### What you will do
Look through the data below and return each line where "true" appears.

(Interface dataset entries)
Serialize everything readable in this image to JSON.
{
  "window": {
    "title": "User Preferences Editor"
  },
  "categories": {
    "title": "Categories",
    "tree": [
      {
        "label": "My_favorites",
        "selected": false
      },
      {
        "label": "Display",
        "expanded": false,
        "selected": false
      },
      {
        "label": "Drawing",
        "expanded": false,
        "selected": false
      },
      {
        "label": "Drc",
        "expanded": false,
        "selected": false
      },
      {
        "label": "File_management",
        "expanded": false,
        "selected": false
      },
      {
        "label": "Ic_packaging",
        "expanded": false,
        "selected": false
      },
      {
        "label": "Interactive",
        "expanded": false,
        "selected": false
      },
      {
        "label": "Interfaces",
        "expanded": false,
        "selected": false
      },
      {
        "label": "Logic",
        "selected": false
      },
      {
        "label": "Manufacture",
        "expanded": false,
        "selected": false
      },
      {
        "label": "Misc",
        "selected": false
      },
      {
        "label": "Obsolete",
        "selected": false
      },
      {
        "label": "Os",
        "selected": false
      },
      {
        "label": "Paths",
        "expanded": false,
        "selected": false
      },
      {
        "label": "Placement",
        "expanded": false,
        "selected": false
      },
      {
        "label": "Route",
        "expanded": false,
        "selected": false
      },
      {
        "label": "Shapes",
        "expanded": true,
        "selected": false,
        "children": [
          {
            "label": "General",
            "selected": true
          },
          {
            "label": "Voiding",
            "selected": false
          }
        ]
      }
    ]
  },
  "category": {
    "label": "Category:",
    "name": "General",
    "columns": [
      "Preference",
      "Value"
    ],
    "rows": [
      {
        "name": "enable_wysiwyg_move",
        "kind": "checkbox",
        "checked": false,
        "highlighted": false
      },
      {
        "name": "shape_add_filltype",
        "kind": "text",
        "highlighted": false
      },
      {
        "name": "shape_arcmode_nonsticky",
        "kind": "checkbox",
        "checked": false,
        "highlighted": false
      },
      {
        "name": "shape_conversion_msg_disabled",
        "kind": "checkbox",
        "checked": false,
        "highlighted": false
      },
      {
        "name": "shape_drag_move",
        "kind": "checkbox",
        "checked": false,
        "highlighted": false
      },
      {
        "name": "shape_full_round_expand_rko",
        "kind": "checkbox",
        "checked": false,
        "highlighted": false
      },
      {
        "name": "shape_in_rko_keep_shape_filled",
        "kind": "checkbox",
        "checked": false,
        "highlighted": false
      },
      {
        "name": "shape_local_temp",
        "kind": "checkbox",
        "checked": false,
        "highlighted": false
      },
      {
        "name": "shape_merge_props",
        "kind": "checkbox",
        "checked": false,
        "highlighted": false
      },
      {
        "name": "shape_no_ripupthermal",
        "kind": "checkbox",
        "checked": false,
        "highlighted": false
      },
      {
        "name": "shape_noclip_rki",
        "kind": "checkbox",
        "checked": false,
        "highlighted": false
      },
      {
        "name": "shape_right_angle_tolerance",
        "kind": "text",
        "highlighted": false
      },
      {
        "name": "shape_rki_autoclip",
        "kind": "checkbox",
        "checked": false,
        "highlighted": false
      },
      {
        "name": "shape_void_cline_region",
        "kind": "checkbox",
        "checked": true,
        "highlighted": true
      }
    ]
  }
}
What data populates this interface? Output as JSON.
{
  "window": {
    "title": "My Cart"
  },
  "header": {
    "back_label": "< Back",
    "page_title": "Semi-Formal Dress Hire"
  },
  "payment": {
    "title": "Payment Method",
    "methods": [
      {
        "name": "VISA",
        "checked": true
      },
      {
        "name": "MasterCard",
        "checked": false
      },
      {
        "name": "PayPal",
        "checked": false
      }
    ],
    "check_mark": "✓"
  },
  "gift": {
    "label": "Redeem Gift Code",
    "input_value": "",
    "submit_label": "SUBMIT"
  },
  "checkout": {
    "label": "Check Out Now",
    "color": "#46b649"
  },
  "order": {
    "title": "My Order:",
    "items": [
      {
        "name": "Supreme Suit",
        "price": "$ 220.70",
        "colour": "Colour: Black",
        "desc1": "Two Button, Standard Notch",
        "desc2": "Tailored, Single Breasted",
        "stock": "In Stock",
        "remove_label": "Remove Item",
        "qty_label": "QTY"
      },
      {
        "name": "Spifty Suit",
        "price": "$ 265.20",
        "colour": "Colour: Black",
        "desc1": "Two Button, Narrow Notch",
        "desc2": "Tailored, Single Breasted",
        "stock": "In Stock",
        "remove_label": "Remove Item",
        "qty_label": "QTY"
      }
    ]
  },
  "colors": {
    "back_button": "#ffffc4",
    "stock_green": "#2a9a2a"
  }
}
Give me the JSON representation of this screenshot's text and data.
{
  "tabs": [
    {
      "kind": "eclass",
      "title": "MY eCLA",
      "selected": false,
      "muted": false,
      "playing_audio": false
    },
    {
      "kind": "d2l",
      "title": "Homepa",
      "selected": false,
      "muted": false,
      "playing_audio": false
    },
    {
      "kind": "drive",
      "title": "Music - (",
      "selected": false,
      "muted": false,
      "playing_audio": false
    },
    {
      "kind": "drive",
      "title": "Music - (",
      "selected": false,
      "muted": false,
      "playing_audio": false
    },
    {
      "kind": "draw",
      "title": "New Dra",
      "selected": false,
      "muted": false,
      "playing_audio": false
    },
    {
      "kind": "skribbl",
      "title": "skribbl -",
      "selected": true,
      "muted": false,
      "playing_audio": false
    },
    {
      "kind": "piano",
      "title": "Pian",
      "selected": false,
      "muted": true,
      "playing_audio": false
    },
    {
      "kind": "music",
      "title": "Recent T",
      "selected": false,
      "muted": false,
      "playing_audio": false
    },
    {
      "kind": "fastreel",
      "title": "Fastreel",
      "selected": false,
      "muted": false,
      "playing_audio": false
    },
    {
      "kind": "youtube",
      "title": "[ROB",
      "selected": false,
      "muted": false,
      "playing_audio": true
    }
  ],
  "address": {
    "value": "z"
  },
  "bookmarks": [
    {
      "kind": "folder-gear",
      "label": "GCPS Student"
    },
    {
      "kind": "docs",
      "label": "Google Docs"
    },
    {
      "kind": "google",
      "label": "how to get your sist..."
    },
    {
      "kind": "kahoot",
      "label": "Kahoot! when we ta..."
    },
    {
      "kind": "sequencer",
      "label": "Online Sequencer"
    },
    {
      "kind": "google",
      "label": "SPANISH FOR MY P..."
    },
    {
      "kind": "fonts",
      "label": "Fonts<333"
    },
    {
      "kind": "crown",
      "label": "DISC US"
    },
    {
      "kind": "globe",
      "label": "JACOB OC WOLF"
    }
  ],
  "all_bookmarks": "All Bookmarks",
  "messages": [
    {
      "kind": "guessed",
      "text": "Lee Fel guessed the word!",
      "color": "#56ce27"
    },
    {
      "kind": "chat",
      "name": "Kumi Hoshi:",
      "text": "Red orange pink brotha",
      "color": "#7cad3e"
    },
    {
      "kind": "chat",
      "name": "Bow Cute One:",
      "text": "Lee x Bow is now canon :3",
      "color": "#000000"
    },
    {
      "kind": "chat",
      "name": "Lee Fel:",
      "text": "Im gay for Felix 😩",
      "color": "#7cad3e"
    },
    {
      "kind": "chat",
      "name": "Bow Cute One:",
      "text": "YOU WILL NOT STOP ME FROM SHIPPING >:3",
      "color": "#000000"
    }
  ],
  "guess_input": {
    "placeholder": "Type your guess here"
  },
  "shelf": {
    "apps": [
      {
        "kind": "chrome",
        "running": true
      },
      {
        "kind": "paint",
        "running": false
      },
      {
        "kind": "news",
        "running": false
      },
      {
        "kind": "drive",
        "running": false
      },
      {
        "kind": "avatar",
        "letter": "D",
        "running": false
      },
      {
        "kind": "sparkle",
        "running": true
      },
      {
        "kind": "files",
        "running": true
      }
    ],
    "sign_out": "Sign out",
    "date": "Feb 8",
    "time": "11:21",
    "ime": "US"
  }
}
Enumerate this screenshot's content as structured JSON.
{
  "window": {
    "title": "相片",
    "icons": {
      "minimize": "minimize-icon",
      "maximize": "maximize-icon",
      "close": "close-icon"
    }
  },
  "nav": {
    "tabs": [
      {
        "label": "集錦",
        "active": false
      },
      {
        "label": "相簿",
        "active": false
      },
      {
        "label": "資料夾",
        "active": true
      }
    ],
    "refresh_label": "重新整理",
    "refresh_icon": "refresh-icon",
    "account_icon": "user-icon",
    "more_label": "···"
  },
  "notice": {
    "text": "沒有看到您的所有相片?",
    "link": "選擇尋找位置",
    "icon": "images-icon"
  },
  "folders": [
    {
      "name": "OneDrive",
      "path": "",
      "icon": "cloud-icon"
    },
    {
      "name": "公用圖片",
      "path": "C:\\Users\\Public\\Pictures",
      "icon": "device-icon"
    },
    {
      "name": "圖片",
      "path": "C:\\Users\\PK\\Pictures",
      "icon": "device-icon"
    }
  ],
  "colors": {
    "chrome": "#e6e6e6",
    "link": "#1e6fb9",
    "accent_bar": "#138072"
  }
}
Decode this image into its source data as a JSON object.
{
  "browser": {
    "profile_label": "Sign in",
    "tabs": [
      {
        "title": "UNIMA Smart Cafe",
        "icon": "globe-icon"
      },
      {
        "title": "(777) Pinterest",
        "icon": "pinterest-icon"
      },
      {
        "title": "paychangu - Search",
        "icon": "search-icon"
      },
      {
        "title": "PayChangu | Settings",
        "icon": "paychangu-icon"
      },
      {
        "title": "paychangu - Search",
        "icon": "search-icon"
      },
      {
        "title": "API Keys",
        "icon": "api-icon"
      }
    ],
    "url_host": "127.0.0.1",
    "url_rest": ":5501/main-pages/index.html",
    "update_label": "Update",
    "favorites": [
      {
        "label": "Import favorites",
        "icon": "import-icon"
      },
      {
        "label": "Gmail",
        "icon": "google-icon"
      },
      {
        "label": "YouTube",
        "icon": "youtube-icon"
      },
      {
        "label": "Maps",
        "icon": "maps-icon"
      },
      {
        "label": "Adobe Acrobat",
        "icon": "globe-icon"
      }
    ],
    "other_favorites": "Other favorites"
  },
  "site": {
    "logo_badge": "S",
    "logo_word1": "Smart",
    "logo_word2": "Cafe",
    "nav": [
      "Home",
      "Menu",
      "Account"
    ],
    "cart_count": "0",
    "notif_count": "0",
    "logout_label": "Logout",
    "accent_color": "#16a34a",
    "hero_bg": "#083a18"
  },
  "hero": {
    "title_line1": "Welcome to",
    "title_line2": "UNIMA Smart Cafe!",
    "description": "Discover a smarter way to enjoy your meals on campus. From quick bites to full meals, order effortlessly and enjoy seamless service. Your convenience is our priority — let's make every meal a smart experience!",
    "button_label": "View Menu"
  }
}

### Answer to this problem
        "expanded": true,
            "selected": true
        "checked": true,
        "highlighted": true
        "checked": true
      "selected": true,
      "muted": true,
      "playing_audio": true
        "running": true
        "running": true
        "running": true
        "active": true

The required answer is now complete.